=== Begin Enclosure ===

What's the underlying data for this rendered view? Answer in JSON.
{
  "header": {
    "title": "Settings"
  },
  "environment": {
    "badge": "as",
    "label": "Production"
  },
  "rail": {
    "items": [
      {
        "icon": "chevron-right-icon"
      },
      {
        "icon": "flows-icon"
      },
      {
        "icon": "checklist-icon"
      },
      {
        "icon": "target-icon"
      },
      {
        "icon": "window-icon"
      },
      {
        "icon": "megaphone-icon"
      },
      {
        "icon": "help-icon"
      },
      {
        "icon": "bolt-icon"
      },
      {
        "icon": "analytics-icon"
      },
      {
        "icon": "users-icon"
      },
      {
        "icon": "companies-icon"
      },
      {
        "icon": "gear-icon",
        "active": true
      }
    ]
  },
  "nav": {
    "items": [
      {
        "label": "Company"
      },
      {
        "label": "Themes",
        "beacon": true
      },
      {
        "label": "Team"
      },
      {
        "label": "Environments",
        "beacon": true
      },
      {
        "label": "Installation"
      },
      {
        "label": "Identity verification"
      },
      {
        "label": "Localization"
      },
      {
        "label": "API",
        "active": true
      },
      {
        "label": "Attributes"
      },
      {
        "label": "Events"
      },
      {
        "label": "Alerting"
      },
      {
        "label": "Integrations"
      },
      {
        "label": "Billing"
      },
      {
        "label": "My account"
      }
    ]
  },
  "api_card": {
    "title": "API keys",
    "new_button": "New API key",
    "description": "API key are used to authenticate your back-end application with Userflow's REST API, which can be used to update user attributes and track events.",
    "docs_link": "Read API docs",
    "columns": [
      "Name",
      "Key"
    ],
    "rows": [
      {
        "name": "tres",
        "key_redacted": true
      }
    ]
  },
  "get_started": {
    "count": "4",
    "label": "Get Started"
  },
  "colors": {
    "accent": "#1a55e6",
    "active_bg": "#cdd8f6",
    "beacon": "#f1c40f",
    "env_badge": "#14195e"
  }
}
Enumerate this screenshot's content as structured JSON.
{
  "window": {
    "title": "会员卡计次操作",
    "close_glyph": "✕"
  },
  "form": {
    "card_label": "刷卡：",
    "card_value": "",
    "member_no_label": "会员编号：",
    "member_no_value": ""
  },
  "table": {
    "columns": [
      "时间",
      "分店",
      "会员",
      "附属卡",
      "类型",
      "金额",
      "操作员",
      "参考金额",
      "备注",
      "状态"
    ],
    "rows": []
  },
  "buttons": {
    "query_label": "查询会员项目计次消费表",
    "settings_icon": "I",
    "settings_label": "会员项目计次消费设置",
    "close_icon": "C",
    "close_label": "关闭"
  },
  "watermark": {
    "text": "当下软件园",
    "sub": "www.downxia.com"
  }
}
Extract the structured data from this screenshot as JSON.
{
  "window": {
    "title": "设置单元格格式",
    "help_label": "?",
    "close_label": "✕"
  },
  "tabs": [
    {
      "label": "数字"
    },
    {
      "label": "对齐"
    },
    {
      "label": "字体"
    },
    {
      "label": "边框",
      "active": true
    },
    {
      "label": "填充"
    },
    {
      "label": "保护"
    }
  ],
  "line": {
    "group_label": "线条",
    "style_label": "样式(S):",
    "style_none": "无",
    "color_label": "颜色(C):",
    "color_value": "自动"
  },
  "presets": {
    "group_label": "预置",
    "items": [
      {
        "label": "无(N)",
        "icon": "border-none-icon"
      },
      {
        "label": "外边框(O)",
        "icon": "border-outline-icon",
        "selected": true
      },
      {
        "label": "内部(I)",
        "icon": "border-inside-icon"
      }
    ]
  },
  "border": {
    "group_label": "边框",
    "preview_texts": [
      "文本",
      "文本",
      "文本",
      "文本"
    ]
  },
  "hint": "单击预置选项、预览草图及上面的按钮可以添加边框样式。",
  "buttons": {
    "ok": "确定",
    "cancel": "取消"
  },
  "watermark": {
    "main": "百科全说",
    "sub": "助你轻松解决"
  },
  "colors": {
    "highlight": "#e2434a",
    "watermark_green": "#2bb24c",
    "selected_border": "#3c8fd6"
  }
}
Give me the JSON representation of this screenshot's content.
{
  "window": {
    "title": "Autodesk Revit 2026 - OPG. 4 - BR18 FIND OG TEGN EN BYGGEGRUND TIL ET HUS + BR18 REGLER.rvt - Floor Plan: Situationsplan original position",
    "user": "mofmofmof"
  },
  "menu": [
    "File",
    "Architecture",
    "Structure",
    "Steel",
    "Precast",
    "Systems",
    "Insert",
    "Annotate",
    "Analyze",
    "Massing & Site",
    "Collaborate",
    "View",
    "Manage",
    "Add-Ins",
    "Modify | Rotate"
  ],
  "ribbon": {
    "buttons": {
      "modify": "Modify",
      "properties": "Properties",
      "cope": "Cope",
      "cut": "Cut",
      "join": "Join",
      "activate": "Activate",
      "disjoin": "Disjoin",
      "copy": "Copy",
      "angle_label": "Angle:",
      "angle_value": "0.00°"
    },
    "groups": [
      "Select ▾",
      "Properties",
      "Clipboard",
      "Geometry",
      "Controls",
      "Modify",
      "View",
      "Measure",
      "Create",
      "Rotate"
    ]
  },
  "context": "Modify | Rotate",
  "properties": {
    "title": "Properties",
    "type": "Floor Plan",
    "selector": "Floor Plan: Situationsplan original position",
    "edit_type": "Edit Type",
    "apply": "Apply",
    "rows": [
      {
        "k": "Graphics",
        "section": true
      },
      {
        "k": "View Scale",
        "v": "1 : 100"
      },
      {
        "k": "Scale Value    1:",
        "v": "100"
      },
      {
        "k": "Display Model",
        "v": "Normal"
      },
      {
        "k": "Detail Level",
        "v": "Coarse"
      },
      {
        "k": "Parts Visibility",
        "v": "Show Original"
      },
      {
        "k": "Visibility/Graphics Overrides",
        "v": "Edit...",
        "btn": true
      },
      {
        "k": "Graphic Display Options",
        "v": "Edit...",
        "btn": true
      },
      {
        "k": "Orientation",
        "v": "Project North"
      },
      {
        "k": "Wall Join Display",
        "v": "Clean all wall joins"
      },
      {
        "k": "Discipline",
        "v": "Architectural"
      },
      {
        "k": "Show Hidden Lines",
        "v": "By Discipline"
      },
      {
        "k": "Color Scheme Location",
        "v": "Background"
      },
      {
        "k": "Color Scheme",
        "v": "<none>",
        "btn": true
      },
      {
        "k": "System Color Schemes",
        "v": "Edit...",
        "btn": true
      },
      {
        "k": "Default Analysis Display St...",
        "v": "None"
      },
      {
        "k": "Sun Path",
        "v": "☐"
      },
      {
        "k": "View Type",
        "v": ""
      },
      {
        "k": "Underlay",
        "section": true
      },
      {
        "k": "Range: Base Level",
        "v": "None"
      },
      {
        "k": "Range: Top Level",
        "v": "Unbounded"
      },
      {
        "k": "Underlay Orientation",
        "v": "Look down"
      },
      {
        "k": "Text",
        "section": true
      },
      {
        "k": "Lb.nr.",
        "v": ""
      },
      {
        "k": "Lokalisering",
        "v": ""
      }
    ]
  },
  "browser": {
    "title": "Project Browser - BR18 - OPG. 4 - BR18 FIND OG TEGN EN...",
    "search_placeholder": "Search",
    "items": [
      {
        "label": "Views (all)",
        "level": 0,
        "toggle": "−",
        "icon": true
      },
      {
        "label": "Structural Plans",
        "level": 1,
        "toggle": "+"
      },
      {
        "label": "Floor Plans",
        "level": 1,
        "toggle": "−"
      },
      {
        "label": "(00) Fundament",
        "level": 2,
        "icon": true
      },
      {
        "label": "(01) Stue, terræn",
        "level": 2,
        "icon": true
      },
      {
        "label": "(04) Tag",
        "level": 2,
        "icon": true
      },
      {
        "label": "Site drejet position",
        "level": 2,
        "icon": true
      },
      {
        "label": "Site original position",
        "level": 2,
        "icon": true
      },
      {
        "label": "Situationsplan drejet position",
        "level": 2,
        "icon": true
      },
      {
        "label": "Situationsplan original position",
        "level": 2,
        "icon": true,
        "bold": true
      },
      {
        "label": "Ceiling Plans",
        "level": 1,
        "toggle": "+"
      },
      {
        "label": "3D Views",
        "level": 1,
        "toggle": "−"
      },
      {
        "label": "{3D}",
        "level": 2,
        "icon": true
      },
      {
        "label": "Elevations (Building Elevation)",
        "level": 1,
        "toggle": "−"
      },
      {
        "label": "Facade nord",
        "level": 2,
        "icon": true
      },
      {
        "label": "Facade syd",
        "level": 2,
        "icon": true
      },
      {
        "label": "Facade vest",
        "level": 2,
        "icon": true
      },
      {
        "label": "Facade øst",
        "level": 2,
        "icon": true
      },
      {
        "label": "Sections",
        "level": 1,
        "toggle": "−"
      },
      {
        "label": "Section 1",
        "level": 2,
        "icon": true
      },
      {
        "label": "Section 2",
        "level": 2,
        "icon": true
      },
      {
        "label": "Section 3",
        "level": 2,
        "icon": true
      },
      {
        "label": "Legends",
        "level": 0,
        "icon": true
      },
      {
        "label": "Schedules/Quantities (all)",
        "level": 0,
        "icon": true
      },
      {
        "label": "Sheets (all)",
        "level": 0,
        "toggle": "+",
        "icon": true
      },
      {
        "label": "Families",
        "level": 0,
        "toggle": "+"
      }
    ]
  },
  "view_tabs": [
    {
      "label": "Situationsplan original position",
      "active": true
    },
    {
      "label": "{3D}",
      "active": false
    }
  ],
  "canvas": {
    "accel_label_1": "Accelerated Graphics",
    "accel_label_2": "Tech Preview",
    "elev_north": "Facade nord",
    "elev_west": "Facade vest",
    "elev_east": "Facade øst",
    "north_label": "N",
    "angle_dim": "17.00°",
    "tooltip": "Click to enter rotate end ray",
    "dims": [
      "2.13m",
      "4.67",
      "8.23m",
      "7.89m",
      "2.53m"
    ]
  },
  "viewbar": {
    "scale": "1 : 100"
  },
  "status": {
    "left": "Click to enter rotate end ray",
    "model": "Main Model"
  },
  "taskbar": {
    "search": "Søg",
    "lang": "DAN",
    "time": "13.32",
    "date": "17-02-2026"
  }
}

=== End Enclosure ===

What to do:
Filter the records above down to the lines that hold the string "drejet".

Answer to the problem:
        "label": "Site drejet position",
        "label": "Situationsplan drejet position",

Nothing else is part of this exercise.